PATRIOTS LINEBACKER ELANDON ROBERTS
Q: What was your reaction on being named a captain this year?
ER: It was a great feeling, of course, to be respected on that level. At the same time, I'm just doing what my job is. Being a captain, it's just another job to do and I'm going to take it with pride and respect the position.
Q: What's on your shirt?
ER: Oh, it's my own little thing. I forgot I had it on, just something I go by and what-not.
Q: What do you mean?
ER: Well, you know, everybody kind of has their own darkgrind. Like you, you guys come and you make a story. When you guys are grinding for a good story or how to take on something, you're in kind of a darkness and you can talk to your colleagues about it, your wife sometimes, your children. Sometimes, they don't always understand that grind and it's nothing on them, it's just your grind is just more to you.
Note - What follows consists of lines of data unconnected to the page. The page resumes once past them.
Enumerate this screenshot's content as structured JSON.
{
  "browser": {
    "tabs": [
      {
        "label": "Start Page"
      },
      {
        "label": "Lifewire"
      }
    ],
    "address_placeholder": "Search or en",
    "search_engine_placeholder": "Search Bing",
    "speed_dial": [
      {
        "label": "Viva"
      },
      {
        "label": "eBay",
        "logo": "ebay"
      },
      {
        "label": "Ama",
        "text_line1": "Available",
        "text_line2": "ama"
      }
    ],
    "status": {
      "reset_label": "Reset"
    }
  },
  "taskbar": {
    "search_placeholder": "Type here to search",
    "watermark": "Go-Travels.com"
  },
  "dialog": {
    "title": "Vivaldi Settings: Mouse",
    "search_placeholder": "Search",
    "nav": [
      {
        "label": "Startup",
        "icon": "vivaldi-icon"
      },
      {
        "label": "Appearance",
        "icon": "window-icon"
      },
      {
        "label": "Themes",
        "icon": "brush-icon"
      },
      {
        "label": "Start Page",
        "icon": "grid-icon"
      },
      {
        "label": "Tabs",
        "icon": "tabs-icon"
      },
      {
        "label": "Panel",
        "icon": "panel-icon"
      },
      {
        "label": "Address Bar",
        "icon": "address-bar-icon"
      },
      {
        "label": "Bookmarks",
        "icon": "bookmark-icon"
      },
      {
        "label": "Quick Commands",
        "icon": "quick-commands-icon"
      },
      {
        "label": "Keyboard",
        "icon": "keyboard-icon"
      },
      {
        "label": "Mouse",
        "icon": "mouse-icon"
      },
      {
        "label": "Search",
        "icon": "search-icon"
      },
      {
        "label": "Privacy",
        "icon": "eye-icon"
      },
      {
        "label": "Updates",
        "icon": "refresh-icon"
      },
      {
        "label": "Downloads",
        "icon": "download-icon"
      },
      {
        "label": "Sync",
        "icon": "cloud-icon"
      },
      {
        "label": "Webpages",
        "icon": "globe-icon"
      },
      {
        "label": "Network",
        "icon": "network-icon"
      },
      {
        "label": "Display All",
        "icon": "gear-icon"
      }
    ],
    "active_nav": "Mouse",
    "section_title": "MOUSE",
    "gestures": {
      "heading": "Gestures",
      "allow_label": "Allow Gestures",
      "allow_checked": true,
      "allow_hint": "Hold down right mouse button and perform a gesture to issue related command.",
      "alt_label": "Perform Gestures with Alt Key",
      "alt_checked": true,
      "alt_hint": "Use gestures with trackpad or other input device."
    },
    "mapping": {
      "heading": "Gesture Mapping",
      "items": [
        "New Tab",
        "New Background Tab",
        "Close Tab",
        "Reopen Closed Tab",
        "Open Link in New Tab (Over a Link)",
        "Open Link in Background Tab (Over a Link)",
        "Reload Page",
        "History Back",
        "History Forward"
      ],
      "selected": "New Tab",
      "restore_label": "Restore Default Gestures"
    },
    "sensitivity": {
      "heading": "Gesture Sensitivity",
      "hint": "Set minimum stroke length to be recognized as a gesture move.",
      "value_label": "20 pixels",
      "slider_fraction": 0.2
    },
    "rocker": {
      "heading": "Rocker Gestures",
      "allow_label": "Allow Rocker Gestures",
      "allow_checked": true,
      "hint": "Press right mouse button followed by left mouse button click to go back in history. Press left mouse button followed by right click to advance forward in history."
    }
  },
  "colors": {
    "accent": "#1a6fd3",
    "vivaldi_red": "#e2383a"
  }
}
Darkgrind, to me, when I'm out here grinding and going day-to-day – all of the personal stuff aside, what I tell my wife or my mom and my dad – I'm feeling like while I'm grinding the way I'm grinding, they'll never understand. It's not a shot at them, but it's just because it's your own personal grind. So, you're kind of always in the dark with it, so it's like a darkgrind.
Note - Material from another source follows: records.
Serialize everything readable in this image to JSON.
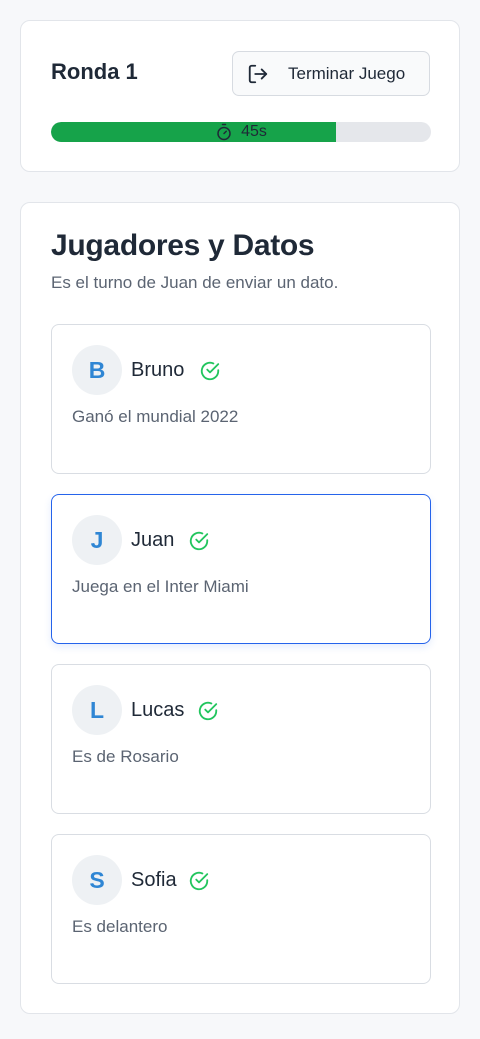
{
  "round": {
    "title": "Ronda 1",
    "end_button_label": "Terminar Juego",
    "timer_text": "45s",
    "time_progress_percent": 75,
    "progress_color": "#16a34a"
  },
  "players_section": {
    "title": "Jugadores y Datos",
    "subtitle": "Es el turno de Juan de enviar un dato.",
    "active_player": "Juan",
    "players": [
      {
        "initial": "B",
        "name": "Bruno",
        "fact": "Ganó el mundial 2022",
        "submitted": true
      },
      {
        "initial": "J",
        "name": "Juan",
        "fact": "Juega en el Inter Miami",
        "submitted": true
      },
      {
        "initial": "L",
        "name": "Lucas",
        "fact": "Es de Rosario",
        "submitted": true
      },
      {
        "initial": "S",
        "name": "Sofia",
        "fact": "Es delantero",
        "submitted": true
      }
    ]
  },
  "colors": {
    "accent_blue": "#2563eb",
    "check_green": "#22c55e",
    "avatar_text": "#2f86d4"
  },
  "icons": {
    "end_button": "logout-icon",
    "timer": "stopwatch-icon",
    "status": "check-circle-icon"
  }
}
Q: Do you feel like you could share any part of that with your teammates, and sharing that may have helped you become a captain?
ER: Well, I've been saying darkgrind for a long time, so a lot of my teammates know about it, yeah.
Q: Where were you when you found out?
ER: I found out yesterday during team meeting.
Q: How would you describe your leadership style?
ER: Sometimes I just feel like being a leader is sometimes – you know, when you're doing certain things and when you're helping certain people and when you lead in a certain way – there's no book on how to be a leader. It's just kind of comes. Like I said, it was a humbling experience. My teammates wanted me to be one of their captains, and I'm going to respect the role each day.
Q: What did you learn from Devin McCourty and Dont'a Hightower when you were a young player that helped you become one of the leaders on this team?
ER: To be honest, I learned a lot from that whole locker room. Even though you have your team captains, you have a lot of leaders in the locker room each day. Even though I was recognized – trust me, I feel great about it – but I know there's guys in there, too, that can easily be a team leader, team captain. Just because they don't have the title, I still look at them as a leader. I still look at the ways they're going about themselves, and that whole locker room shows a lot of leadership in it.
Q: How does captain Elandon Roberts compare to rookie Elandon Roberts?
ER: Every day you come to work and you try to grow. Take it one step at a time, one day at a time, and that's me. I feel like from my rookie year until now, it's a lot of growing, and there's still a lot you can do to grow. Each day, I come into the building for my teammates, my coaching staff, anybody in the building, Mr. [Robert] Kraft. I'm just trying to be a better Elandon each day.
Q: Your growth hasn't just been on the field. Can you talk about how your off-the-field experiences have helped you grow as a person?
ER: It's been a great experience this year, even before the season started. I got married to my wife. My wife was pregnant and we just had our first child – a little girl on August 22nd, right before the Thursday night game, so there was some excitement man. Just a lot of blessings. My team knew about it, the coaching staff knew about it, and they were right behind me and excited for me. That's the most important thing, when your family is excited and you come to work and all of your teammates and coaching staff are excited for you. That was a great experience, also. Seeing that child come out, I experienced that for the first time. There's no better feeling.
Q: What was it like when you got to tell your family about being elected captain?
ER: It was great. They were excited. I was kind of focused on the day because at the end of the day we're here to get a job done. When I got back to my locker I had a few text messages, and it was very humbling. I'm definitely honored.
Q: How does it feel to be in the same breath as a captain with some of the storied players who played the position with this honor before you, like Dont'a Hightower, Tedy Bruschi, Willie McGinest and Jerod Mayo?
ER: Like I said, it's humbling because you know the guys that have been in the meetings. It's a role that you shouldn't, and I feel like none of those guys that were in the role, took it lightly. I'm going to do the best in this role for my team.
Q: Are you going to do anything different as a captain or just do what you've been doing because it helped you earn the role?
ER: I'm still doing the same things that I do. That's it. Like you said, it kind of got you there. But with it – it doesn't bring pressure or anything like that, I wouldn't say – but you hold yourself to a different standard because you know your teammates and your coaching staff hold you to a different standard because of that title. So, that's it.